The answer is to be the full listing, unchanged in every line.

=== Begin Enclosure ===

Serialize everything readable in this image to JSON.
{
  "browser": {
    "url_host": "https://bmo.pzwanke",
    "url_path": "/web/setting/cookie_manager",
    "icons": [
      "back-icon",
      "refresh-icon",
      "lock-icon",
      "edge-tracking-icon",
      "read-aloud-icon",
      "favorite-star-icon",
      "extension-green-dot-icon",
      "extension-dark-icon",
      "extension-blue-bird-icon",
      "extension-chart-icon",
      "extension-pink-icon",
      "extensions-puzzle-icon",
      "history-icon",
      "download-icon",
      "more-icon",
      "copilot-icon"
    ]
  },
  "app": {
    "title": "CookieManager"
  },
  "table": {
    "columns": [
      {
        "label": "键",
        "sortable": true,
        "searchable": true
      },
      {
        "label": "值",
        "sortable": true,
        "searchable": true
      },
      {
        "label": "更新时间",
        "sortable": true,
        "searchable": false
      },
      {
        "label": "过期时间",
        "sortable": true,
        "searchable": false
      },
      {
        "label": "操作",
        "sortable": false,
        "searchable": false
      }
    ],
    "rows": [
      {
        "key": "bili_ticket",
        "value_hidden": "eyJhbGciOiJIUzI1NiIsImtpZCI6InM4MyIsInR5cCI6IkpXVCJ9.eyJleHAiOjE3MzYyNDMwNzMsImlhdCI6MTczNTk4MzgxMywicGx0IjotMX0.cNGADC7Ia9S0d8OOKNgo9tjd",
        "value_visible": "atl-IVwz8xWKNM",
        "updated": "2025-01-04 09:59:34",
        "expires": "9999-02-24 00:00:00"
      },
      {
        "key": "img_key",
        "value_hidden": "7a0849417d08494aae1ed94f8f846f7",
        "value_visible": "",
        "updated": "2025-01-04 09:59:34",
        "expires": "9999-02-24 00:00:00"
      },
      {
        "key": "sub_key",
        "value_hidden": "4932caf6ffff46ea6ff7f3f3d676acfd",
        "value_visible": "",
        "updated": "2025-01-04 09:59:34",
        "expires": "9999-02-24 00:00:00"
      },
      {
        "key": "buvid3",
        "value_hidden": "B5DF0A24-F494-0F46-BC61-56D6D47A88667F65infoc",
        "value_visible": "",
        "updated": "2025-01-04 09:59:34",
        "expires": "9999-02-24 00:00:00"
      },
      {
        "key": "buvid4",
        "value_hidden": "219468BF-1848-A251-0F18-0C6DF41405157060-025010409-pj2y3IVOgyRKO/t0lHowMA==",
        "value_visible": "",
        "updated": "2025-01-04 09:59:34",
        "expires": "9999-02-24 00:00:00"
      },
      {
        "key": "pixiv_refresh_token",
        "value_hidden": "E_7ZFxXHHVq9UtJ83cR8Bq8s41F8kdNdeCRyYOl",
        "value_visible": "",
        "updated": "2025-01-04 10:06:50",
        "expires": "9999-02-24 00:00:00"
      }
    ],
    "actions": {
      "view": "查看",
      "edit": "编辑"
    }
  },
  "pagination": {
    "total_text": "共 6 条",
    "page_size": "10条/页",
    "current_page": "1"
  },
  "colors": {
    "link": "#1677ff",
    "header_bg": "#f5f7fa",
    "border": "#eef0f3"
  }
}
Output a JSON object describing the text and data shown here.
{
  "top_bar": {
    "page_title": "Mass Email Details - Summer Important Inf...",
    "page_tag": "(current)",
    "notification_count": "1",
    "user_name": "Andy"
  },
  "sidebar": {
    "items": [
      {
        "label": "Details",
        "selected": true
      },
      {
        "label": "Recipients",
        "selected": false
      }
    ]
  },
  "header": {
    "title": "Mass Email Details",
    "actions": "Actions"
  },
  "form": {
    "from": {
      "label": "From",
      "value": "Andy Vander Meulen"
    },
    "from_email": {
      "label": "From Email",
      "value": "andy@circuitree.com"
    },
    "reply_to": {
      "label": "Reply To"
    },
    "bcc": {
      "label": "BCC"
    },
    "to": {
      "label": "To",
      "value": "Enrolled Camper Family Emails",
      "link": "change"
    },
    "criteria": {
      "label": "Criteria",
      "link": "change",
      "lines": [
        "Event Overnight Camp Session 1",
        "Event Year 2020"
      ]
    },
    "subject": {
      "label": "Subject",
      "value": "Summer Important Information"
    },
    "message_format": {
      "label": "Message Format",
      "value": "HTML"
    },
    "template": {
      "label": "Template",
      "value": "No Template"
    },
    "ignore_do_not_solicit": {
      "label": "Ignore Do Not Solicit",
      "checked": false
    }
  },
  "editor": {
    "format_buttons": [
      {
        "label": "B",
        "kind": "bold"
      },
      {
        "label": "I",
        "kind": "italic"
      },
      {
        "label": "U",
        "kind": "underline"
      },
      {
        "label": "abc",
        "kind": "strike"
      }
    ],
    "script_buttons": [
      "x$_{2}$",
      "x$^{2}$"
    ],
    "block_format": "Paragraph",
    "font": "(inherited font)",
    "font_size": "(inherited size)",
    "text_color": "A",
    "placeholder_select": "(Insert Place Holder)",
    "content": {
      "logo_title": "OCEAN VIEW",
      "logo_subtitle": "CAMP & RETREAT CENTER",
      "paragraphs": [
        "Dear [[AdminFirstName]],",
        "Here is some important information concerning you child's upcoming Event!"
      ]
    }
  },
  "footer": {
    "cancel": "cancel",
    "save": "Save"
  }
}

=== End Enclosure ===

**Task response:**
Serialize everything readable in this image to JSON.
{
  "browser": {
    "url_host": "https://bmo.pzwanke",
    "url_path": "/web/setting/cookie_manager",
    "icons": [
      "back-icon",
      "refresh-icon",
      "lock-icon",
      "edge-tracking-icon",
      "read-aloud-icon",
      "favorite-star-icon",
      "extension-green-dot-icon",
      "extension-dark-icon",
      "extension-blue-bird-icon",
      "extension-chart-icon",
      "extension-pink-icon",
      "extensions-puzzle-icon",
      "history-icon",
      "download-icon",
      "more-icon",
      "copilot-icon"
    ]
  },
  "app": {
    "title": "CookieManager"
  },
  "table": {
    "columns": [
      {
        "label": "键",
        "sortable": true,
        "searchable": true
      },
      {
        "label": "值",
        "sortable": true,
        "searchable": true
      },
      {
        "label": "更新时间",
        "sortable": true,
        "searchable": false
      },
      {
        "label": "过期时间",
        "sortable": true,
        "searchable": false
      },
      {
        "label": "操作",
        "sortable": false,
        "searchable": false
      }
    ],
    "rows": [
      {
        "key": "bili_ticket",
        "value_hidden": "eyJhbGciOiJIUzI1NiIsImtpZCI6InM4MyIsInR5cCI6IkpXVCJ9.eyJleHAiOjE3MzYyNDMwNzMsImlhdCI6MTczNTk4MzgxMywicGx0IjotMX0.cNGADC7Ia9S0d8OOKNgo9tjd",
        "value_visible": "atl-IVwz8xWKNM",
        "updated": "2025-01-04 09:59:34",
        "expires": "9999-02-24 00:00:00"
      },
      {
        "key": "img_key",
        "value_hidden": "7a0849417d08494aae1ed94f8f846f7",
        "value_visible": "",
        "updated": "2025-01-04 09:59:34",
        "expires": "9999-02-24 00:00:00"
      },
      {
        "key": "sub_key",
        "value_hidden": "4932caf6ffff46ea6ff7f3f3d676acfd",
        "value_visible": "",
        "updated": "2025-01-04 09:59:34",
        "expires": "9999-02-24 00:00:00"
      },
      {
        "key": "buvid3",
        "value_hidden": "B5DF0A24-F494-0F46-BC61-56D6D47A88667F65infoc",
        "value_visible": "",
        "updated": "2025-01-04 09:59:34",
        "expires": "9999-02-24 00:00:00"
      },
      {
        "key": "buvid4",
        "value_hidden": "219468BF-1848-A251-0F18-0C6DF41405157060-025010409-pj2y3IVOgyRKO/t0lHowMA==",
        "value_visible": "",
        "updated": "2025-01-04 09:59:34",
        "expires": "9999-02-24 00:00:00"
      },
      {
        "key": "pixiv_refresh_token",
        "value_hidden": "E_7ZFxXHHVq9UtJ83cR8Bq8s41F8kdNdeCRyYOl",
        "value_visible": "",
        "updated": "2025-01-04 10:06:50",
        "expires": "9999-02-24 00:00:00"
      }
    ],
    "actions": {
      "view": "查看",
      "edit": "编辑"
    }
  },
  "pagination": {
    "total_text": "共 6 条",
    "page_size": "10条/页",
    "current_page": "1"
  },
  "colors": {
    "link": "#1677ff",
    "header_bg": "#f5f7fa",
    "border": "#eef0f3"
  }
}
Output a JSON object describing the text and data shown here.
{
  "top_bar": {
    "page_title": "Mass Email Details - Summer Important Inf...",
    "page_tag": "(current)",
    "notification_count": "1",
    "user_name": "Andy"
  },
  "sidebar": {
    "items": [
      {
        "label": "Details",
        "selected": true
      },
      {
        "label": "Recipients",
        "selected": false
      }
    ]
  },
  "header": {
    "title": "Mass Email Details",
    "actions": "Actions"
  },
  "form": {
    "from": {
      "label": "From",
      "value": "Andy Vander Meulen"
    },
    "from_email": {
      "label": "From Email",
      "value": "andy@circuitree.com"
    },
    "reply_to": {
      "label": "Reply To"
    },
    "bcc": {
      "label": "BCC"
    },
    "to": {
      "label": "To",
      "value": "Enrolled Camper Family Emails",
      "link": "change"
    },
    "criteria": {
      "label": "Criteria",
      "link": "change",
      "lines": [
        "Event Overnight Camp Session 1",
        "Event Year 2020"
      ]
    },
    "subject": {
      "label": "Subject",
      "value": "Summer Important Information"
    },
    "message_format": {
      "label": "Message Format",
      "value": "HTML"
    },
    "template": {
      "label": "Template",
      "value": "No Template"
    },
    "ignore_do_not_solicit": {
      "label": "Ignore Do Not Solicit",
      "checked": false
    }
  },
  "editor": {
    "format_buttons": [
      {
        "label": "B",
        "kind": "bold"
      },
      {
        "label": "I",
        "kind": "italic"
      },
      {
        "label": "U",
        "kind": "underline"
      },
      {
        "label": "abc",
        "kind": "strike"
      }
    ],
    "script_buttons": [
      "x$_{2}$",
      "x$^{2}$"
    ],
    "block_format": "Paragraph",
    "font": "(inherited font)",
    "font_size": "(inherited size)",
    "text_color": "A",
    "placeholder_select": "(Insert Place Holder)",
    "content": {
      "logo_title": "OCEAN VIEW",
      "logo_subtitle": "CAMP & RETREAT CENTER",
      "paragraphs": [
        "Dear [[AdminFirstName]],",
        "Here is some important information concerning you child's upcoming Event!"
      ]
    }
  },
  "footer": {
    "cancel": "cancel",
    "save": "Save"
  }
}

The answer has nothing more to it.